Many people are unaware that some of Dr. Seuss's children books held political implications. Yertle the Turtle, The Sneetches and Other Stories, Horton Hears A Who, and The Butter Battle Book are all postwar books he wrote to address certain underlining issues of society that he felt most strongly about. Dr. Seuss only hoped to inform kids of the significance of human beings in Horton Hears A Who, the dangers of nuclear weapons in the Butter Battle Book, the acceptance of human beings regardless of race in The Sneetches and Other Stories, and the dangers of a dictatorship in Yertle the Turtle. Each of his books carries their own specific theme, but one major theme that they all share is the hope for a better world.
In the beginning, researching and writing for essay two was difficult for me because I felt that I did not understand the concept. During the research phase for essay 2, I couldn't find enough on what Dr.Seuss felt passionate about or spoke up against. Initially, I wrote an essay discussing his concerns for kids in Axis Nations growing up in a fascist environment, but there was not enough evidence to support my claim. But once Professor Seeley helped me find a clear topic to discuss, the writing began to flow. She introduced me to the thought of writing about one of his controversial message books and him defending the message behind it. The Sneetches and Other Stories seemed to be a great book to discuss since it dealt with racism and came out after World War II- a time when the issue of racism was at its peak. The peer reviews were extremely helpful in correcting my grammar mistakes and detecting weird phrases. And because I was still wary about my writing for the new topic, I emailed Professor Seeley to see if she understood the concept of my new essay. Once I received her approval, I was propelled to continue writing and developing my essay into the best that it could be. The peer reviews and teacher's comments really helped to develop my rough draft into a well written and fully developed final draft.
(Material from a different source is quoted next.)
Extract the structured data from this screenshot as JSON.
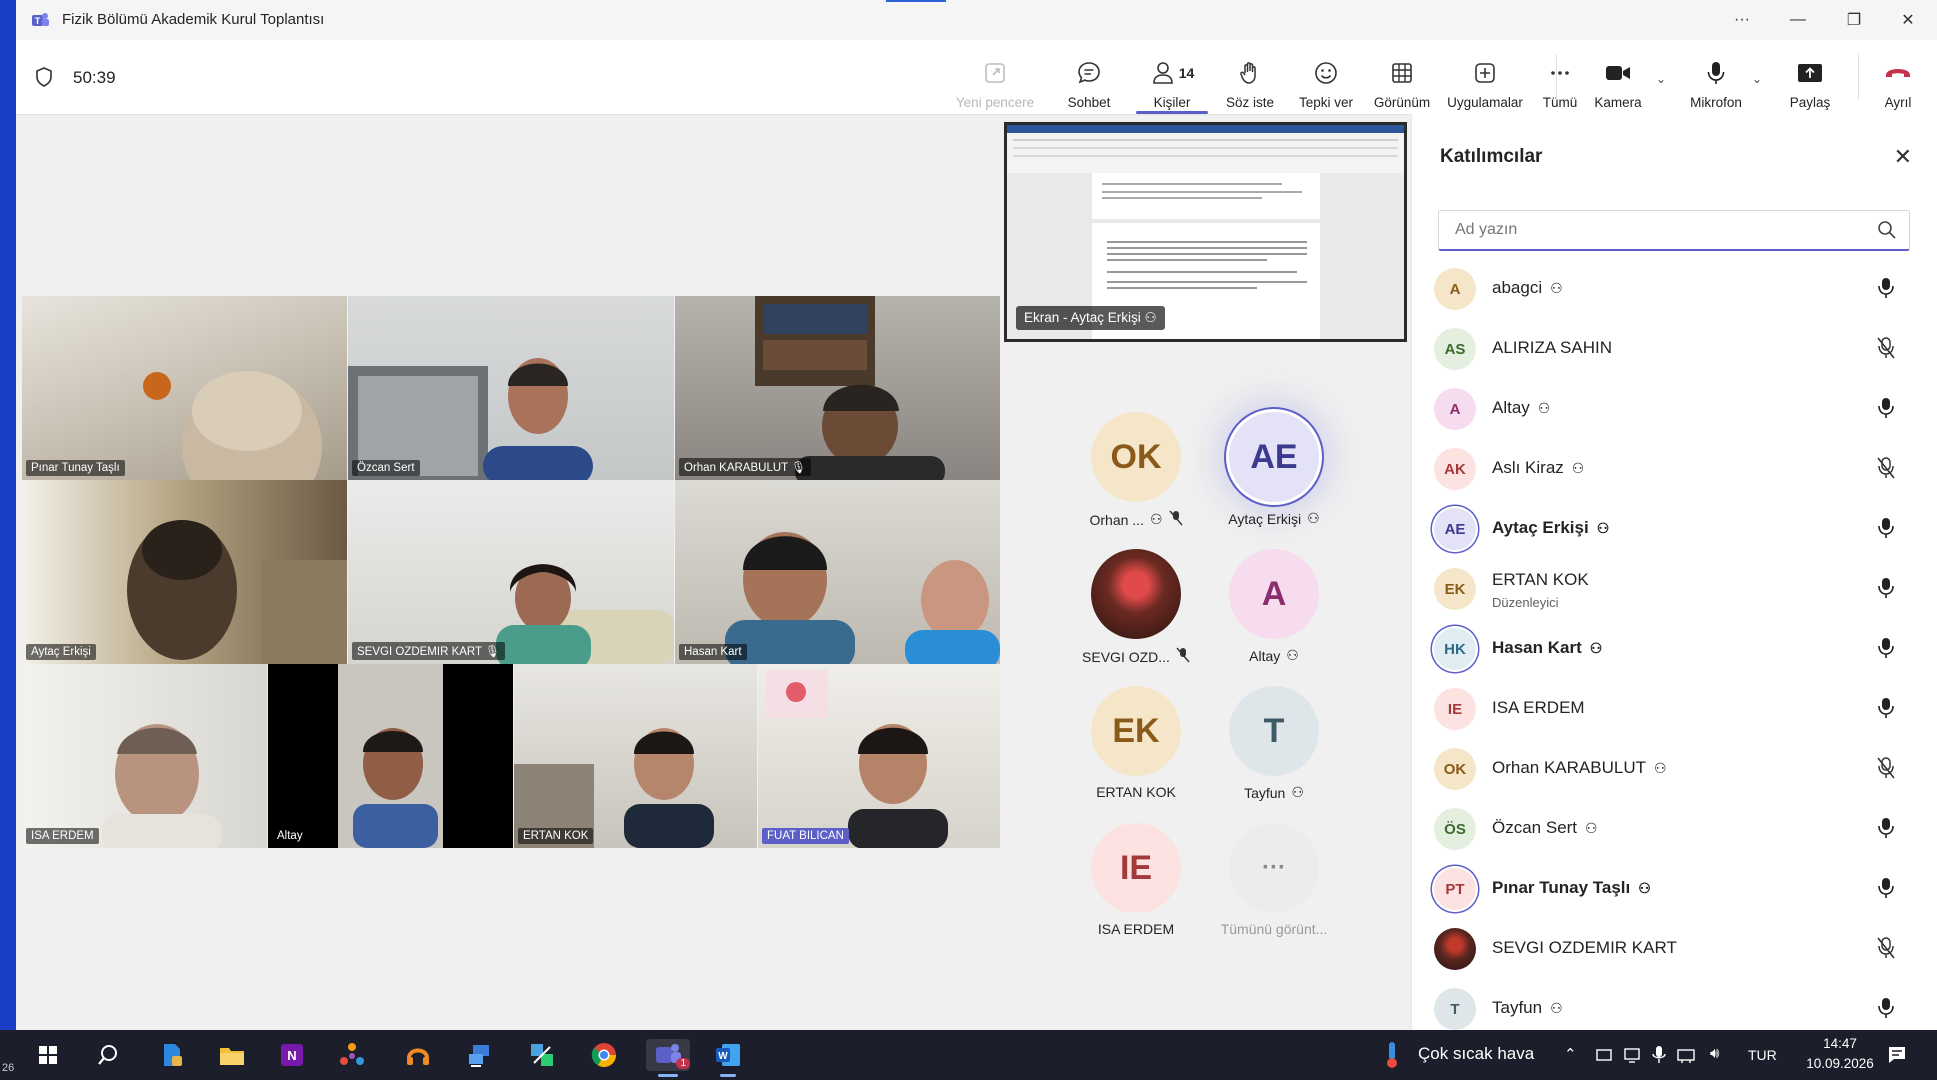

Incorporating a multi-modal element added an interesting aspect to the paper. As soon as I figured out what I was going to be writing about I automatically knew the images I would need. I feel that at different points in my paper they are appropriate in visually enhancing each of my arguments or claims. When talking about the Sneetches, I added a picture of the Plain Bellied and Star Bellied Sneetches to help the reader understand what Sneetches were. Further into my essay when I talk about World War II, I added a picture from a German Concentration Camp to enhance my argument about the harsh conditions Jews had to endure under a dictatorship. The picture of Yertle the Turtle helps readers understand who Yertle is when I say that Dr. Seuss modeled him after Hitler. All of these pictures greatly enhance my arguments and help the reader to understand my purpose in the paper.
Although Dr. Seuss never really discussed the true meaning behind each of his children's books, literary analysts have deciphered what they felt the "hidden messages" in each of his books were.